I am inspired and amazed by others who can create or modify a piece of music with seemingly little effort.  My son is one of those people.  He uses printed music but doesn’t rely on it the way I do.  He took guitar lessons for three years and has taught himself to play the ukulele and piano too.  Handed a mandolin and a chord book he was able to play a simple song in only a few minutes.  Knowing that I have grown tired of the materialism of Christmas he decided to play a song for me instead of buying me a gift this year.  He chose to learn “The Gift”; a Garth Brooks song he knew was one of my favourites.  It was a song that he was not familiar with and had no sheet music for but he listened to a recorded version of the song until he had learned the basic melody and then he added bits and pieces to create his own arrangement.  It was beautiful.

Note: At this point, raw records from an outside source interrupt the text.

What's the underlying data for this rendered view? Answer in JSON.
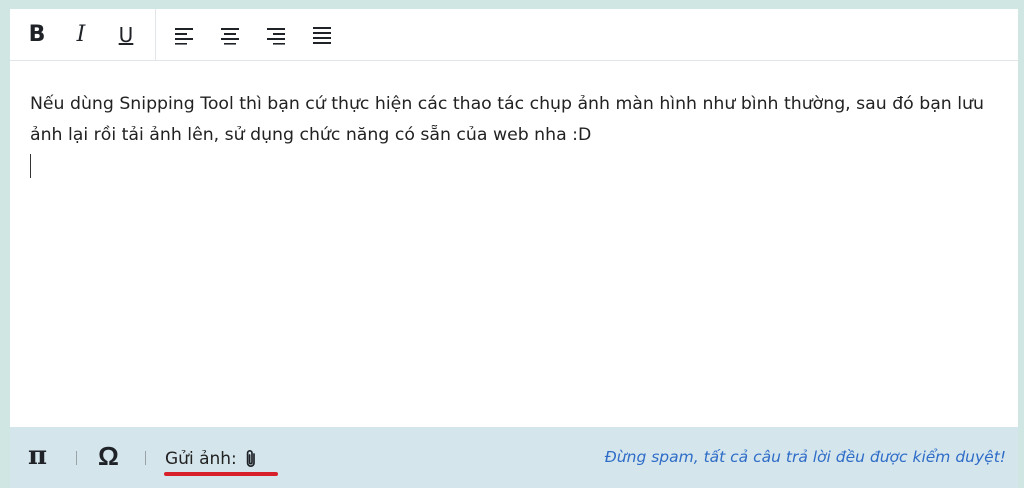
{
  "toolbar": {
    "bold_label": "B",
    "italic_label": "I",
    "underline_label": "U"
  },
  "content": {
    "text": "Nếu dùng Snipping Tool thì bạn cứ thực hiện các thao tác chụp ảnh màn hình như bình thường, sau đó bạn lưu ảnh lại rồi tải ảnh lên, sử dụng chức năng có sẵn của web nha :D"
  },
  "footer": {
    "pi_label": "π",
    "omega_label": "Ω",
    "upload_label": "Gửi ảnh:",
    "note": "Đừng spam, tất cả câu trả lời đều được kiểm duyệt!"
  },
  "colors": {
    "note_text": "#2f6cc8",
    "highlight_underline": "#d8202a"
  },
  "icons": {
    "align_left": "align-left-icon",
    "align_center": "align-center-icon",
    "align_right": "align-right-icon",
    "align_justify": "align-justify-icon",
    "attach": "paperclip-icon"
  }
}
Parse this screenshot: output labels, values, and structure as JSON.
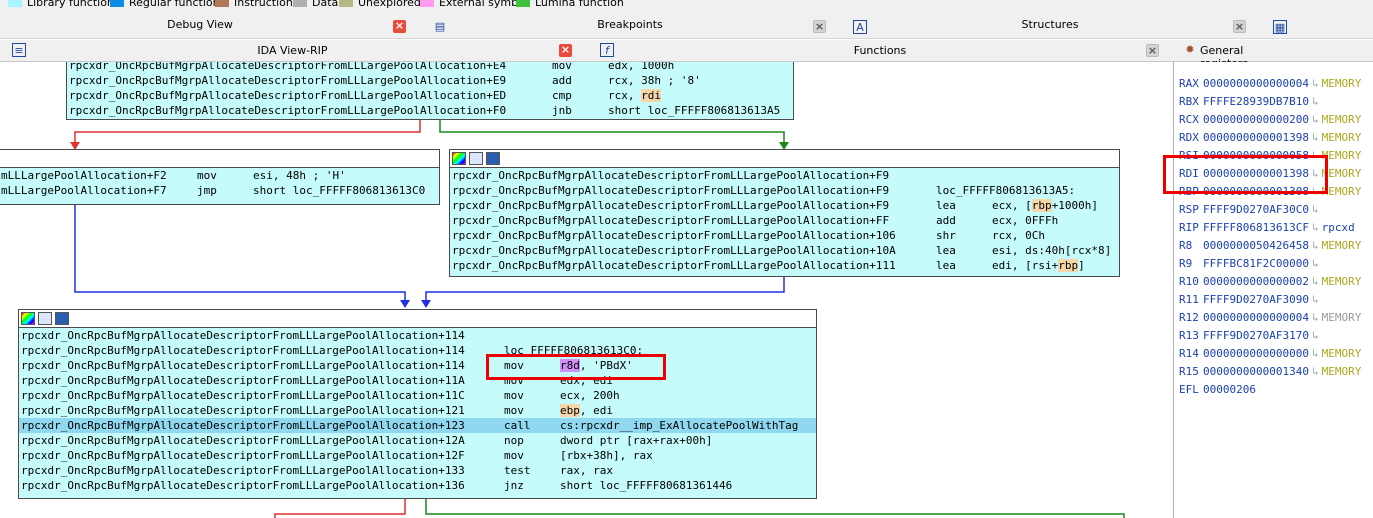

I’m not sure if his musical abilities are a result of any special musical intelligence.  As a young child he showed no more musical interest or aptitude than any other child I knew.  However, I do believe that his musical skills flourished as a result of his intrinsic motivation to learn and the methods that were used to teach him.  He was not taught through drills and lessons that focus on right and wrong – play it the way it is written or you’ll fail the test.  But rather, have fun, make it up as you go along, try something different, experiment….play with it.

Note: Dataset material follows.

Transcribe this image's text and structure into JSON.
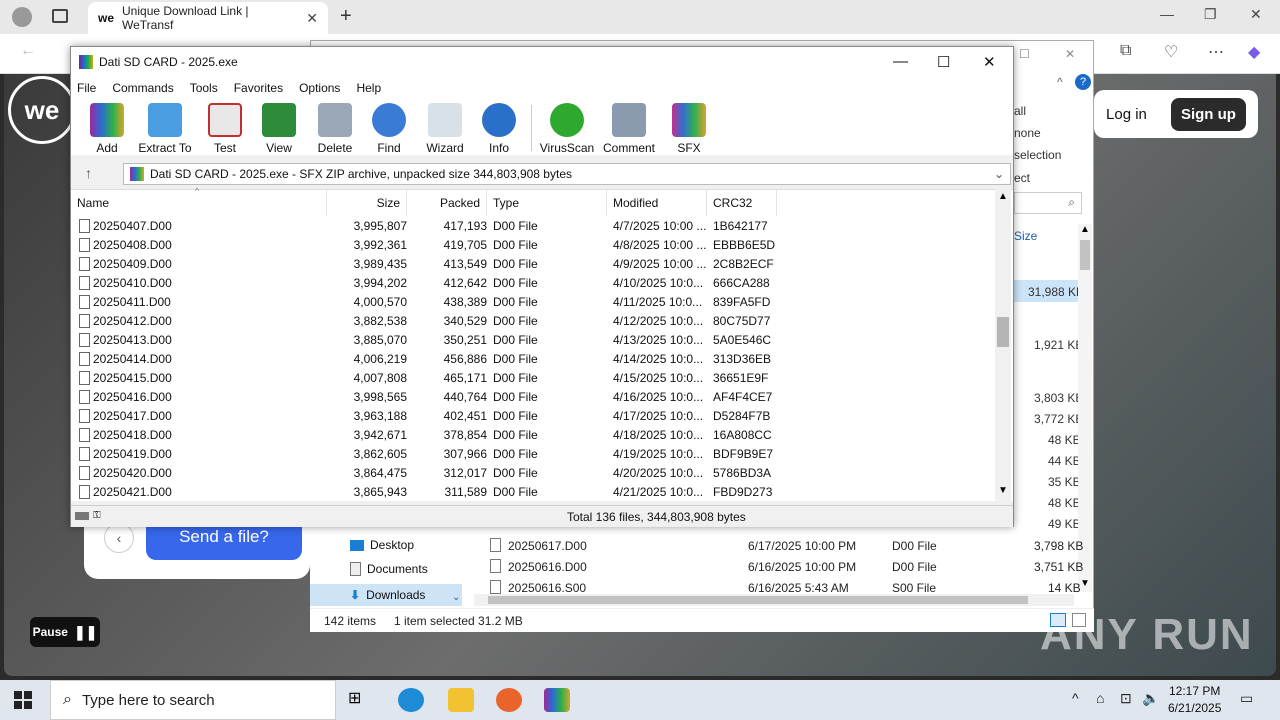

There is always music in my childcare home.  There are many instruments available for the children to use.  Sometimes there is a CD played quietly in the background – the genre varies greatly.  The children sing, dance and create music freely throughout the day. Some days are really loud and others may not describe it as music.  Sometimes there are impromptu jam sessions and the children try really hard to collaborate and cooperate.  We’ve had a few child initiated episodes of ‘Daycare Idol’ but our musical goals are always the same — be creative and have fun.  Our music is as individual as we are.

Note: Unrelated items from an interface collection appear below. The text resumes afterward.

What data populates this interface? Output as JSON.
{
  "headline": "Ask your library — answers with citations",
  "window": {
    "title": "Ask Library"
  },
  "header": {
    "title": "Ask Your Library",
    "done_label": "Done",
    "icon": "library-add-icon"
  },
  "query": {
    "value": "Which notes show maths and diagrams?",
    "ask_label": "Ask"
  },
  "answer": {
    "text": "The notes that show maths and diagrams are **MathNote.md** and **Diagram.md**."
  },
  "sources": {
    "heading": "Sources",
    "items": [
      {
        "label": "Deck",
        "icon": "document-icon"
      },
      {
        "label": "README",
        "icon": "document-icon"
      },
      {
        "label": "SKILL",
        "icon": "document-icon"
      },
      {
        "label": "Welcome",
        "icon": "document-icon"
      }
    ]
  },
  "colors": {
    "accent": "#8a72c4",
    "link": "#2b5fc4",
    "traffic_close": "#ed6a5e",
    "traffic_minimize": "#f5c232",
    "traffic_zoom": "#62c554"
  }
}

Rhythm in the Yard

I am constantly evaluating the learning environment as I observe the children at play.  I make notes of things I’d like to add, remove or modify.  Sometimes I can make the necessary changes easily, other times they take longer.

Bringing elements of music and rhythm to the outdoor play space has been one of my goals.  It started a few years ago when my husband ‘rescued’ two large barrels made of heavy cardboard with a tin base.  We lay these barrels on the deck and the children used them as animal dens, train sheds or other type of shelter that suited their interests.

When not in use these barrels were stored upside down in a sheltered area on the side of the deck to prolong their life.  It was here that it began when one of the children discovered the sound that could be made when they banged on the tin end of the barrel.

Over time the cardboard barrels disintegrated but we kept the end caps – painted them, and attached them to the fence.  Playing these ‘drums’ has been a favourite activity for the children.

Since then I have added some other outdoor sound items like the wind chimes and the windmill which when the wind is right makes a unique sound as it flaps against the cedars.

The children have been busy creating instruments of their own.  With sticks, pails, tubes and more the combinations are as endless as their imaginations.

I was particularly impressed when they experimented with adding various amounts of gravel to this flexible tube and adjusted the placement to achieve an assortment of  different sounds.

One thing is certain – the yard is never quiet.